Suriname commits to ending modern slavery
June 20, 2019
On 3 June 2019, the Government of Suriname ratified ILO Protocol on Forced Labour, thereby becoming 4th country in Latin America to ratify the Protocol, and the 33rd worldwide.
Through the ratification of the Protocol, Suriname marks the ILO’s Centenary by expressing a strong commitment to tackle all forms of forced labour, including trafficking in persons. This ratification is also a crucial step towards the objective of the 50 for Freedom campaign to get the first 50 countries to ratify the Protocol.

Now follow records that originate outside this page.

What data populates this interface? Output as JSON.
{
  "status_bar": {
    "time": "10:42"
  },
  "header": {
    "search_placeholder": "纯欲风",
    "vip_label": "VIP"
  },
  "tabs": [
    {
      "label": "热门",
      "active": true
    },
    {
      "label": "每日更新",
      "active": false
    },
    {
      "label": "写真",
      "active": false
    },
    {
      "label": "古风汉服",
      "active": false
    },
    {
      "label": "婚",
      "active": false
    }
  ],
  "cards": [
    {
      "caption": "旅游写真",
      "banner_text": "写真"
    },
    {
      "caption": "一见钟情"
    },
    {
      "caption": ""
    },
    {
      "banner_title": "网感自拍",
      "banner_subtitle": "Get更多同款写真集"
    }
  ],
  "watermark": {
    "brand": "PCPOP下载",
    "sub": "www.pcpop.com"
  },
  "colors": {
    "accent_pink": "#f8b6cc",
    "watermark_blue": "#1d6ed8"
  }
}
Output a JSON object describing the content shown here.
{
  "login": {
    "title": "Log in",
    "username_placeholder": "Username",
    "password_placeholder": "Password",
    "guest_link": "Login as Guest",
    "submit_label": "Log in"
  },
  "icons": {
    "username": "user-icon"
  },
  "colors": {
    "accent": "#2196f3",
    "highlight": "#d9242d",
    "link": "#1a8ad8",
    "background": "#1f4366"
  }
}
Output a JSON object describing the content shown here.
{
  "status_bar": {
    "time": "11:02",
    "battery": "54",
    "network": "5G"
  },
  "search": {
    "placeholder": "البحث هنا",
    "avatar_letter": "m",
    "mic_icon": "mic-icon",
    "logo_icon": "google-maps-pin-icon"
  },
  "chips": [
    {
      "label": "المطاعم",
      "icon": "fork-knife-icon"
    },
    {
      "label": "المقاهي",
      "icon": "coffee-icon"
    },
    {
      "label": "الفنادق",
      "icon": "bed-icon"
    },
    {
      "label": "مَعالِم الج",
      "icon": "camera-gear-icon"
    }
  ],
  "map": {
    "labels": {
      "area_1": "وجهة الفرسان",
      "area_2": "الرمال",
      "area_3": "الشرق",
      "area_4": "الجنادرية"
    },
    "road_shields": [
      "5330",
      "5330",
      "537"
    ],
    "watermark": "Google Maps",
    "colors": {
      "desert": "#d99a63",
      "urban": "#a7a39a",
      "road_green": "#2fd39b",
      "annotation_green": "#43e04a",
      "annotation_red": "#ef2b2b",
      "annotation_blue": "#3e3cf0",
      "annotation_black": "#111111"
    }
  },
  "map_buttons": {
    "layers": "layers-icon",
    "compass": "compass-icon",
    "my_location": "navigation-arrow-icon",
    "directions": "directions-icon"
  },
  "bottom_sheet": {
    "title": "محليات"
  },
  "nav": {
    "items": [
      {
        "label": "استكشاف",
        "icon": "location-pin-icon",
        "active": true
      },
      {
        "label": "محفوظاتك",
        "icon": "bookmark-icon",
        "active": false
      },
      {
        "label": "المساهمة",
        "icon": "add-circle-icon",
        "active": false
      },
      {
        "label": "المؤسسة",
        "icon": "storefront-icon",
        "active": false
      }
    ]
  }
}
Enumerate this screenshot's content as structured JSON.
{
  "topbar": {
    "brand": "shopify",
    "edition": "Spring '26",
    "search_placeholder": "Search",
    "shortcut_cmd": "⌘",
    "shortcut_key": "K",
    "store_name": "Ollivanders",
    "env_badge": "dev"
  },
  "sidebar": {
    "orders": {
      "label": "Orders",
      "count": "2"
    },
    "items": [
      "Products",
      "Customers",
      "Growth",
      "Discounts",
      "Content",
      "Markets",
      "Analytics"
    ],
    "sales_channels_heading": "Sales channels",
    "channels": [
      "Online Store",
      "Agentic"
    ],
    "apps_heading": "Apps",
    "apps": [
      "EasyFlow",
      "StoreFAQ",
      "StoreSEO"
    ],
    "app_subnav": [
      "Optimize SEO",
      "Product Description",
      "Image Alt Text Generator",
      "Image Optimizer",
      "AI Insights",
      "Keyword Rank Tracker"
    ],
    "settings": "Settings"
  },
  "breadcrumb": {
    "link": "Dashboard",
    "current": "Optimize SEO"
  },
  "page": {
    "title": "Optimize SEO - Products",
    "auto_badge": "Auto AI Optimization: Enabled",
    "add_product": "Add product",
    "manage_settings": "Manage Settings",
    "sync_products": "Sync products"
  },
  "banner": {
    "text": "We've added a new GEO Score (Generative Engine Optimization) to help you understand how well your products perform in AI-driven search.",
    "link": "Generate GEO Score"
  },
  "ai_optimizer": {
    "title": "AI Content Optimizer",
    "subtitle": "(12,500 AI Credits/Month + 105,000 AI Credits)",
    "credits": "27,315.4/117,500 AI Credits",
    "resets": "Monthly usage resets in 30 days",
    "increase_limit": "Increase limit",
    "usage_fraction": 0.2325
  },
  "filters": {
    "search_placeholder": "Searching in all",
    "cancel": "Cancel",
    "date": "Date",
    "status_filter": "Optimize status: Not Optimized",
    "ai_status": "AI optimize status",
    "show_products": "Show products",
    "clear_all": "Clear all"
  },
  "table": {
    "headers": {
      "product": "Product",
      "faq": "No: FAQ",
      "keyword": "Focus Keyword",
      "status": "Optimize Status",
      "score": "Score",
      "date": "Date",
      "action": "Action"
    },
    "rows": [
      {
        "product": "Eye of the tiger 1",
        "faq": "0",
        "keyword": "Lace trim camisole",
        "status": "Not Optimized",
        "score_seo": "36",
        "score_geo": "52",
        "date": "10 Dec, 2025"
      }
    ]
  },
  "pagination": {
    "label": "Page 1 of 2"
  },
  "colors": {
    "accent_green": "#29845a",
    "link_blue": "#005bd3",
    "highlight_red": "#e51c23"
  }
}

The Forced Labour Protocol requires governments to adopt new measures designed to prevent all forms of forced labour, including trafficking in persons, to protect victims and guarantee them access to justice and compensation. According to the ILO, a total of 24.9 million people are victims of forced labour around the world, generating some US$150 billion a year in illicit profits. Victims are exploited in various sectors of the economy, such as agriculture, fishing, domestic work, construction, industry and mining. Forced labour takes different forms, including sexual exploitation, debt bondage and even trafficking in persons and slavery.
At the country level, Suriname has made significant efforts to combat trafficking in persons, by setting up a specialized Anti-Trafficking Unit responsible for investigating cases. This unit has already provided training courses on awareness, identification, and management of trafficking cases for several stakeholders in different regions of the country; it has also trained other specialized police units on the links between trafficking and other crimes. Moreover, the Criminal Code punishes trafficking in persons with penalties of up to nine years imprisonment. Suriname also took targeted actions to eliminate the worst forms of child labour, including through training of trainers, the implementation of a national child labour survey, and a National Action Plan on Child Labour, with the support of the CLEAR project.
By ratifying the Protocol, Suriname marks a crucial step towards the achievement of decent work and the delivering of the 2030 UN Sustainable Development Goals, in particular SDG target 8.7.